Following a fact-finding visit to South Sudan last week, United Nations human rights experts are warning of increased political violence and polarisation between communities across the world’s youngest country.
UN Commission on Human Rights in South Sudan said at the weekend that lack of progress in implementing key provisions of a 2018 peace deal contributes to the persistent insecurity and impunity which allows violations to occur.
Chair of the Commission, Yasmin Sooka, says “there is consensus amongst key stakeholders that while some progress has been made in implementing the Revitalised Agreement, critical elements involving security sector reform, constitutional and electoral reform, and transitional justice are yet to be addressed. All of these outstanding issues, impact on the human rights situation in the country.’’
Following independence in 2011, brutal civil conflict erupted two years later between Government forces commanded by President Salva Kiir, and militia loyal to his political rival, Riek Machar.
Fighting abated after the two men signed the 2018 agreement, but according to the UN Special Representative in the country briefing the Security Council in December, momentum is in danger of stalling.
Peace and justice
Ms. Sooka and fellow Commissioners Barney Afako and Andrew Clapham, will conclude their visit to South Sudan on Saturday, having travelled to the capital, Juba, and to Yei in the southwest.
They are mandated to investigate the human rights situation, assist in addressing impunity, and to collect and preserve evidence that will be made available to transitional justice mechanisms, including a hybrid court to be established in line with the peace accord.
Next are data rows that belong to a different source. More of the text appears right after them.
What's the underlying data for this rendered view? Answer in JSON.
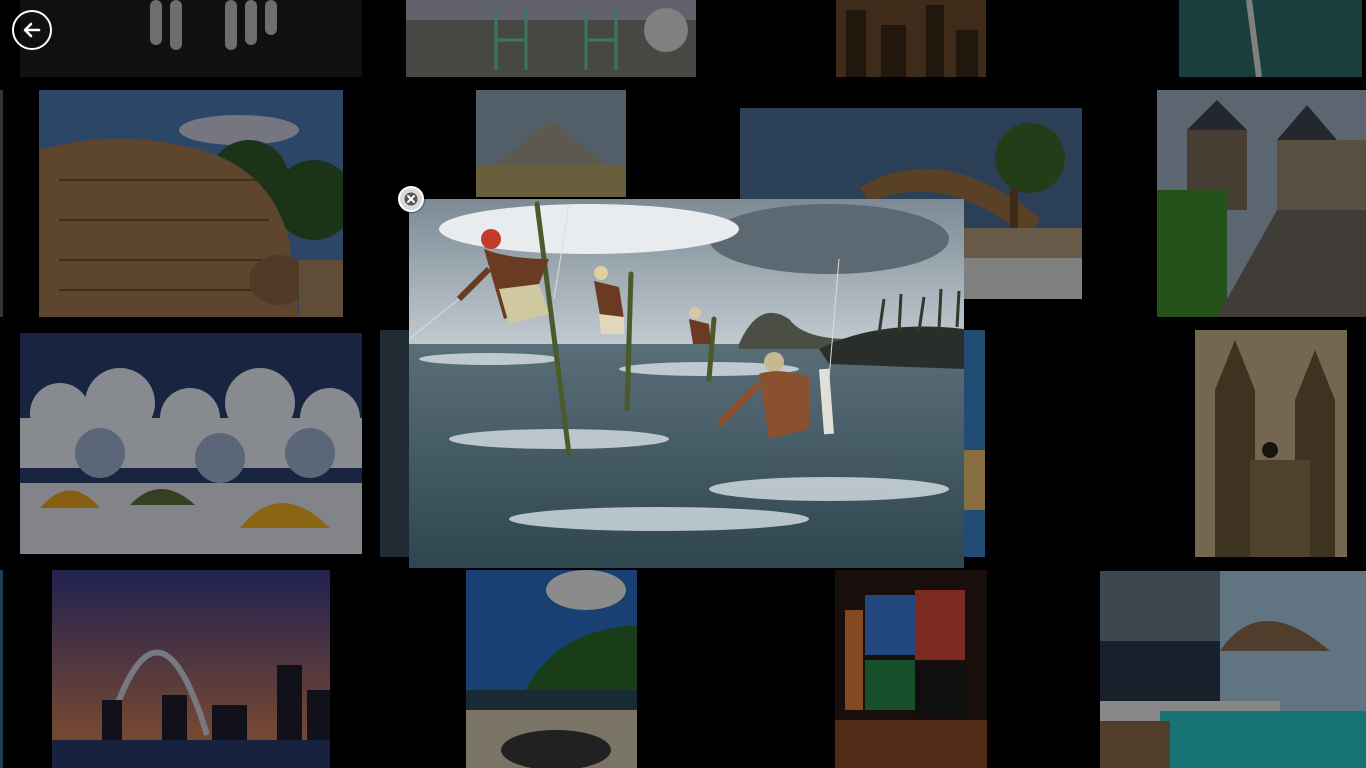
{
  "app": {
    "back_icon": "back-arrow-icon",
    "close_icon": "close-icon"
  },
  "grid": {
    "tiles": [
      {
        "subject": "hands"
      },
      {
        "subject": "cafe-chairs"
      },
      {
        "subject": "city-aerial"
      },
      {
        "subject": "coast-road"
      },
      {
        "subject": "rock-carvings"
      },
      {
        "subject": "pyramid"
      },
      {
        "subject": "thatched-cabana"
      },
      {
        "subject": "medieval-village"
      },
      {
        "subject": "clouds-camp"
      },
      {
        "subject": "partial-tile"
      },
      {
        "subject": "partial-tile"
      },
      {
        "subject": "gothic-church"
      },
      {
        "subject": "gateway-arch"
      },
      {
        "subject": "beach-palms"
      },
      {
        "subject": "times-square"
      },
      {
        "subject": "overwater-villa"
      }
    ]
  },
  "viewer": {
    "subject": "stilt-fishermen"
  }
}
The Commissioners held discussions with a range of persons, including senior Government ministers and officials, civil society, survivors of rights violations and abuses, religious leaders, members of the diplomatic community, UN agencies and the UN Mission in the country, UNMISS.
“Most South Sudanese the Commission spoke to expressed their desire for political leadership to secure peace and justice, for which the Agreement provides a roadmap,” said Ms. Sooka.
Meanwhile, civil society representatives reported that they are scared to discuss the human rights situation for fear of retaliation by the security services.
During a meeting with the Ministry of Justice, the Commission reaffirmed its readiness to support the Government to fully implement Chapter V of the Agreement — which addresses transitional justice, accountability, reconciliation and healing – building on a joint workshop held in December in Nairobi, Kenya.
The Commission pointed to lack of progress in implementing key provisions of the deal that contribute to insecurity and impunity, including on the unification and deployment of the armed forces, as well as agreement on command structures.
They said violence remains pervasive at the subnational level, and is characterised by displacement, and gross human rights violations, including sexual violence.
“Yei is a case in point, where soldiers waiting to be part of a unified national force are poorly resourced and then prey on the population,” their statement said.
At a ‘tipping point’
South Sudan is set to hold elections next year, but the country is at a “tipping point”, Mr. Afako warned.
“The pursuit of elections run the serious risk of fuelling violence and polarisation if the requisite institutions, constitutional and electoral laws as well as logistic arrangements are not first in place,” he said.
“It is also important to look beyond the electoral moment and ask what political system people would be voting for, particularly given the delays to develop a constitution on which elections would be based.”
Chapter VI of the peace agreement provides for the development of a permanent constitution, upon which the future political system will be based.
The Commissioners said that if done well, the constitution-making process could help address root causes of persistent conflict and insecurity. On the other hand, if handled poorly, it may deepen existing grievances that could lead to future conflict.
Interestingly, this latest visit marked the ninth time the UN Commission has travelled to South Sudan. The Commission was established in March 2016 by the UN Human Rights Council and is an independent body. The three Commissioners are neither UN staff nor do they receive a salary from the Organization.